**Source data**
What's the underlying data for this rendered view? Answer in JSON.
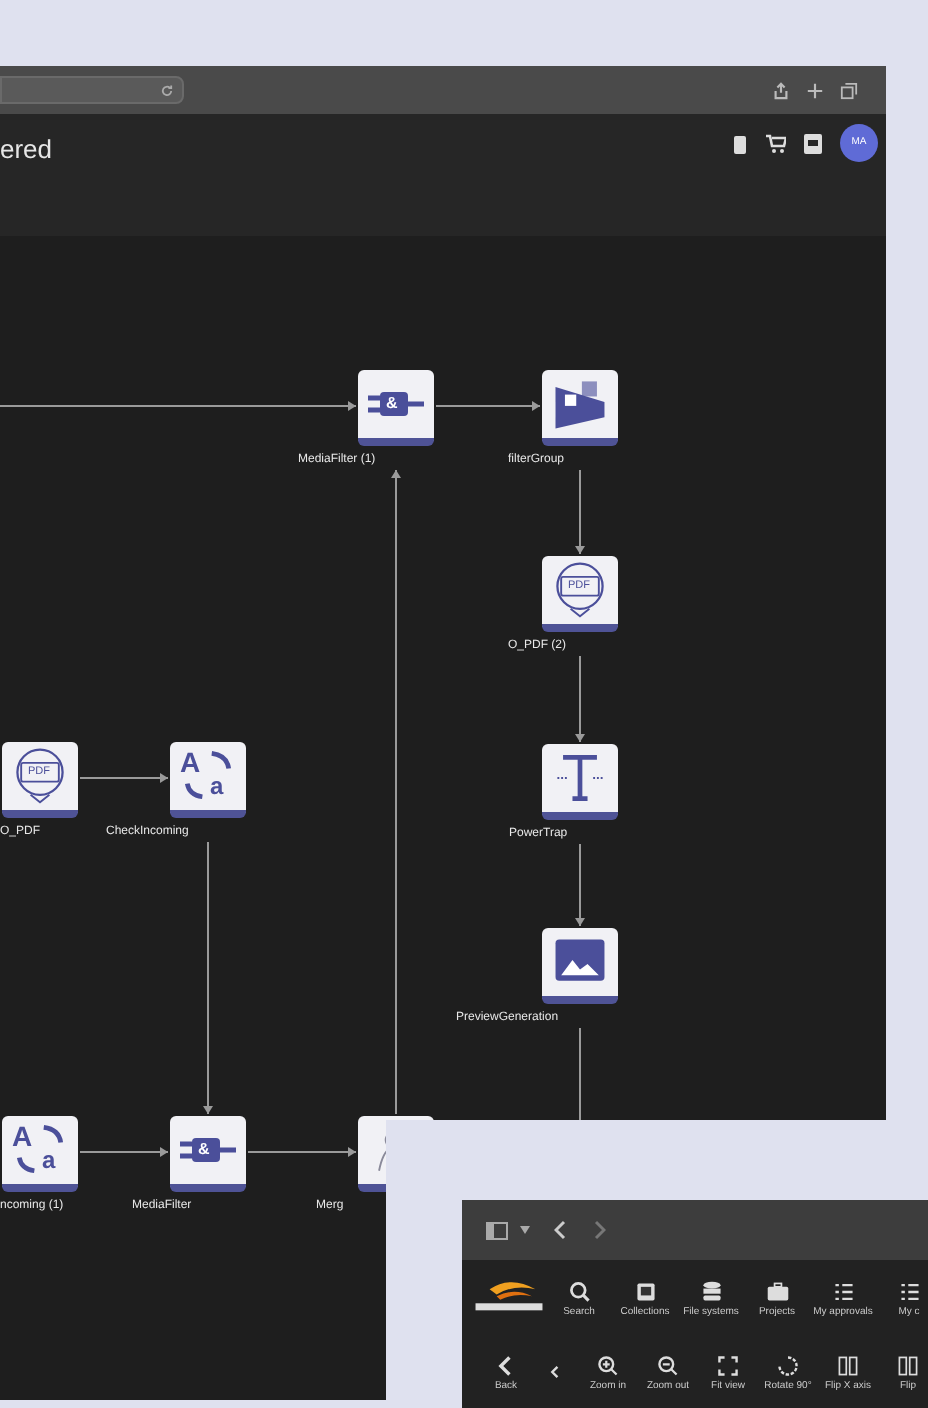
{
  "app_header": {
    "title": "ered",
    "avatar": "MA"
  },
  "nodes": [
    {
      "label": "MediaFilter (1)",
      "kind": "filter",
      "icon_letters": [
        "&"
      ]
    },
    {
      "label": "filterGroup",
      "kind": "group"
    },
    {
      "label": "O_PDF (2)",
      "kind": "pdf",
      "icon_letters": [
        "PDF"
      ]
    },
    {
      "label": "PowerTrap",
      "kind": "text"
    },
    {
      "label": "PreviewGeneration",
      "kind": "image"
    },
    {
      "label": "O_PDF",
      "kind": "pdf",
      "icon_letters": [
        "PDF"
      ]
    },
    {
      "label": "CheckIncoming",
      "kind": "convert",
      "icon_letters": [
        "A",
        "a"
      ]
    },
    {
      "label": "ncoming (1)",
      "kind": "convert",
      "icon_letters": [
        "A",
        "a"
      ]
    },
    {
      "label": "MediaFilter",
      "kind": "filter",
      "icon_letters": [
        "&"
      ]
    },
    {
      "label": "Merg",
      "kind": "merge"
    }
  ],
  "viewer_window": {
    "nav_items": [
      {
        "label": "Search"
      },
      {
        "label": "Collections"
      },
      {
        "label": "File systems"
      },
      {
        "label": "Projects"
      },
      {
        "label": "My approvals"
      },
      {
        "label": "My c"
      }
    ],
    "tool_items": [
      {
        "kind": "labeled",
        "label": "Back"
      },
      {
        "kind": "icon_only"
      },
      {
        "kind": "labeled",
        "label": "Zoom in"
      },
      {
        "kind": "labeled",
        "label": "Zoom out"
      },
      {
        "kind": "labeled",
        "label": "Fit view"
      },
      {
        "kind": "labeled",
        "label": "Rotate 90°"
      },
      {
        "kind": "labeled",
        "label": "Flip X axis"
      },
      {
        "kind": "labeled",
        "label": "Flip"
      }
    ]
  }
}
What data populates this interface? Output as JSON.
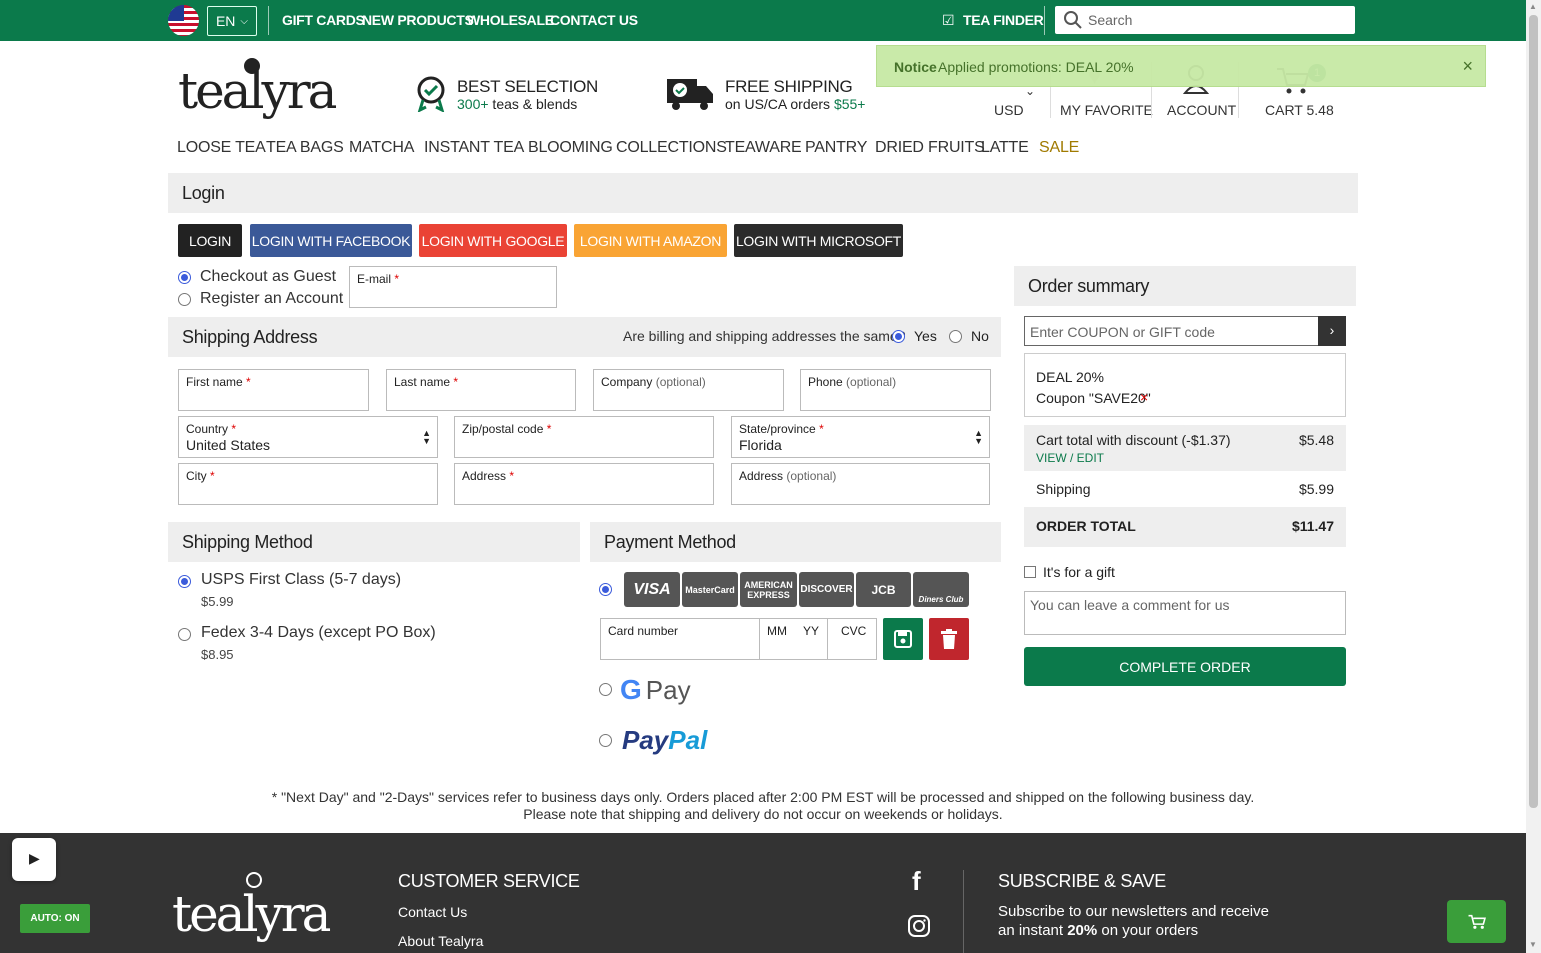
{
  "topbar": {
    "language": "EN",
    "links": [
      "GIFT CARDS",
      "NEW PRODUCTS",
      "WHOLESALE",
      "CONTACT US"
    ],
    "tea_finder": "TEA FINDER",
    "search_placeholder": "Search"
  },
  "header": {
    "logo": "tealyra",
    "feature1_title": "BEST SELECTION",
    "feature1_sub_a": "300+",
    "feature1_sub_b": " teas & blends",
    "feature2_title": "FREE SHIPPING",
    "feature2_sub_a": "on US/CA orders ",
    "feature2_sub_b": "$55+",
    "currency": "USD",
    "favorite": "MY FAVORITE",
    "account": "ACCOUNT",
    "cart": "CART 5.48",
    "cart_count": "1"
  },
  "notice": {
    "label": "Notice",
    "message": "Applied promotions: DEAL 20%",
    "close": "×"
  },
  "nav": [
    "LOOSE TEA",
    "TEA BAGS",
    "MATCHA",
    "INSTANT TEA",
    "BLOOMING",
    "COLLECTIONS",
    "TEAWARE",
    "PANTRY",
    "DRIED FRUITS",
    "LATTE",
    "SALE"
  ],
  "login": {
    "heading": "Login",
    "buttons": [
      "LOGIN",
      "LOGIN WITH FACEBOOK",
      "LOGIN WITH GOOGLE",
      "LOGIN WITH AMAZON",
      "LOGIN WITH MICROSOFT"
    ],
    "guest": "Checkout as Guest",
    "register": "Register an Account",
    "email_label": "E-mail"
  },
  "shipping_address": {
    "heading": "Shipping Address",
    "same_question": "Are billing and shipping addresses the same?",
    "yes": "Yes",
    "no": "No",
    "first_name": "First name",
    "last_name": "Last name",
    "company": "Company",
    "phone": "Phone",
    "optional": "(optional)",
    "country_label": "Country",
    "country_value": "United States",
    "zip": "Zip/postal code",
    "state_label": "State/province",
    "state_value": "Florida",
    "city": "City",
    "address": "Address",
    "required_mark": "*"
  },
  "shipping_method": {
    "heading": "Shipping Method",
    "options": [
      {
        "name": "USPS First Class (5-7 days)",
        "price": "$5.99"
      },
      {
        "name": "Fedex 3-4 Days (except PO Box)",
        "price": "$8.95"
      }
    ]
  },
  "payment": {
    "heading": "Payment Method",
    "cards": [
      "VISA",
      "MasterCard",
      "AMERICAN EXPRESS",
      "DISCOVER",
      "JCB",
      "Diners Club"
    ],
    "card_number": "Card number",
    "mm": "MM",
    "yy": "YY",
    "cvc": "CVC",
    "gpay": "Pay",
    "paypal_a": "Pay",
    "paypal_b": "Pal"
  },
  "summary": {
    "heading": "Order summary",
    "coupon_placeholder": "Enter COUPON or GIFT code",
    "coupon_go": "›",
    "deal": "DEAL 20%",
    "coupon": "Coupon \"SAVE20\"",
    "remove": "×",
    "cart_total_label": "Cart total with discount (-$1.37)",
    "cart_total": "$5.48",
    "view_edit": "VIEW / EDIT",
    "shipping_label": "Shipping",
    "shipping": "$5.99",
    "order_total_label": "ORDER TOTAL",
    "order_total": "$11.47",
    "gift": "It's for a gift",
    "comment_placeholder": "You can leave a comment for us",
    "complete": "COMPLETE ORDER"
  },
  "note": {
    "line1": "* \"Next Day\" and \"2-Days\" services refer to business days only. Orders placed after 2:00 PM EST will be processed and shipped on the following business day.",
    "line2": "Please note that shipping and delivery do not occur on weekends or holidays."
  },
  "footer": {
    "logo": "tealyra",
    "cs_heading": "CUSTOMER SERVICE",
    "links": [
      "Contact Us",
      "About Tealyra"
    ],
    "subscribe_heading": "SUBSCRIBE & SAVE",
    "subscribe_a": "Subscribe to our newsletters and receive",
    "subscribe_b": "an instant ",
    "subscribe_pct": "20%",
    "subscribe_c": " on your orders"
  },
  "widget": {
    "auto": "AUTO: ON"
  }
}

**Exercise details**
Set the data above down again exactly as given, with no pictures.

**Response for this exercise**
What's the underlying data for this rendered view? Answer in JSON.
{
  "app_header": {
    "title": "ered",
    "avatar": "MA"
  },
  "nodes": [
    {
      "label": "MediaFilter (1)",
      "kind": "filter",
      "icon_letters": [
        "&"
      ]
    },
    {
      "label": "filterGroup",
      "kind": "group"
    },
    {
      "label": "O_PDF (2)",
      "kind": "pdf",
      "icon_letters": [
        "PDF"
      ]
    },
    {
      "label": "PowerTrap",
      "kind": "text"
    },
    {
      "label": "PreviewGeneration",
      "kind": "image"
    },
    {
      "label": "O_PDF",
      "kind": "pdf",
      "icon_letters": [
        "PDF"
      ]
    },
    {
      "label": "CheckIncoming",
      "kind": "convert",
      "icon_letters": [
        "A",
        "a"
      ]
    },
    {
      "label": "ncoming (1)",
      "kind": "convert",
      "icon_letters": [
        "A",
        "a"
      ]
    },
    {
      "label": "MediaFilter",
      "kind": "filter",
      "icon_letters": [
        "&"
      ]
    },
    {
      "label": "Merg",
      "kind": "merge"
    }
  ],
  "viewer_window": {
    "nav_items": [
      {
        "label": "Search"
      },
      {
        "label": "Collections"
      },
      {
        "label": "File systems"
      },
      {
        "label": "Projects"
      },
      {
        "label": "My approvals"
      },
      {
        "label": "My c"
      }
    ],
    "tool_items": [
      {
        "kind": "labeled",
        "label": "Back"
      },
      {
        "kind": "icon_only"
      },
      {
        "kind": "labeled",
        "label": "Zoom in"
      },
      {
        "kind": "labeled",
        "label": "Zoom out"
      },
      {
        "kind": "labeled",
        "label": "Fit view"
      },
      {
        "kind": "labeled",
        "label": "Rotate 90°"
      },
      {
        "kind": "labeled",
        "label": "Flip X axis"
      },
      {
        "kind": "labeled",
        "label": "Flip"
      }
    ]
  }
}
What data populates this interface? Output as JSON.
{
  "topbar": {
    "language": "EN",
    "links": [
      "GIFT CARDS",
      "NEW PRODUCTS",
      "WHOLESALE",
      "CONTACT US"
    ],
    "tea_finder": "TEA FINDER",
    "search_placeholder": "Search"
  },
  "header": {
    "logo": "tealyra",
    "feature1_title": "BEST SELECTION",
    "feature1_sub_a": "300+",
    "feature1_sub_b": " teas & blends",
    "feature2_title": "FREE SHIPPING",
    "feature2_sub_a": "on US/CA orders ",
    "feature2_sub_b": "$55+",
    "currency": "USD",
    "favorite": "MY FAVORITE",
    "account": "ACCOUNT",
    "cart": "CART 5.48",
    "cart_count": "1"
  },
  "notice": {
    "label": "Notice",
    "message": "Applied promotions: DEAL 20%",
    "close": "×"
  },
  "nav": [
    "LOOSE TEA",
    "TEA BAGS",
    "MATCHA",
    "INSTANT TEA",
    "BLOOMING",
    "COLLECTIONS",
    "TEAWARE",
    "PANTRY",
    "DRIED FRUITS",
    "LATTE",
    "SALE"
  ],
  "login": {
    "heading": "Login",
    "buttons": [
      "LOGIN",
      "LOGIN WITH FACEBOOK",
      "LOGIN WITH GOOGLE",
      "LOGIN WITH AMAZON",
      "LOGIN WITH MICROSOFT"
    ],
    "guest": "Checkout as Guest",
    "register": "Register an Account",
    "email_label": "E-mail"
  },
  "shipping_address": {
    "heading": "Shipping Address",
    "same_question": "Are billing and shipping addresses the same?",
    "yes": "Yes",
    "no": "No",
    "first_name": "First name",
    "last_name": "Last name",
    "company": "Company",
    "phone": "Phone",
    "optional": "(optional)",
    "country_label": "Country",
    "country_value": "United States",
    "zip": "Zip/postal code",
    "state_label": "State/province",
    "state_value": "Florida",
    "city": "City",
    "address": "Address",
    "required_mark": "*"
  },
  "shipping_method": {
    "heading": "Shipping Method",
    "options": [
      {
        "name": "USPS First Class (5-7 days)",
        "price": "$5.99"
      },
      {
        "name": "Fedex 3-4 Days (except PO Box)",
        "price": "$8.95"
      }
    ]
  },
  "payment": {
    "heading": "Payment Method",
    "cards": [
      "VISA",
      "MasterCard",
      "AMERICAN EXPRESS",
      "DISCOVER",
      "JCB",
      "Diners Club"
    ],
    "card_number": "Card number",
    "mm": "MM",
    "yy": "YY",
    "cvc": "CVC",
    "gpay": "Pay",
    "paypal_a": "Pay",
    "paypal_b": "Pal"
  },
  "summary": {
    "heading": "Order summary",
    "coupon_placeholder": "Enter COUPON or GIFT code",
    "coupon_go": "›",
    "deal": "DEAL 20%",
    "coupon": "Coupon \"SAVE20\"",
    "remove": "×",
    "cart_total_label": "Cart total with discount (-$1.37)",
    "cart_total": "$5.48",
    "view_edit": "VIEW / EDIT",
    "shipping_label": "Shipping",
    "shipping": "$5.99",
    "order_total_label": "ORDER TOTAL",
    "order_total": "$11.47",
    "gift": "It's for a gift",
    "comment_placeholder": "You can leave a comment for us",
    "complete": "COMPLETE ORDER"
  },
  "note": {
    "line1": "* \"Next Day\" and \"2-Days\" services refer to business days only. Orders placed after 2:00 PM EST will be processed and shipped on the following business day.",
    "line2": "Please note that shipping and delivery do not occur on weekends or holidays."
  },
  "footer": {
    "logo": "tealyra",
    "cs_heading": "CUSTOMER SERVICE",
    "links": [
      "Contact Us",
      "About Tealyra"
    ],
    "subscribe_heading": "SUBSCRIBE & SAVE",
    "subscribe_a": "Subscribe to our newsletters and receive",
    "subscribe_b": "an instant ",
    "subscribe_pct": "20%",
    "subscribe_c": " on your orders"
  },
  "widget": {
    "auto": "AUTO: ON"
  }
}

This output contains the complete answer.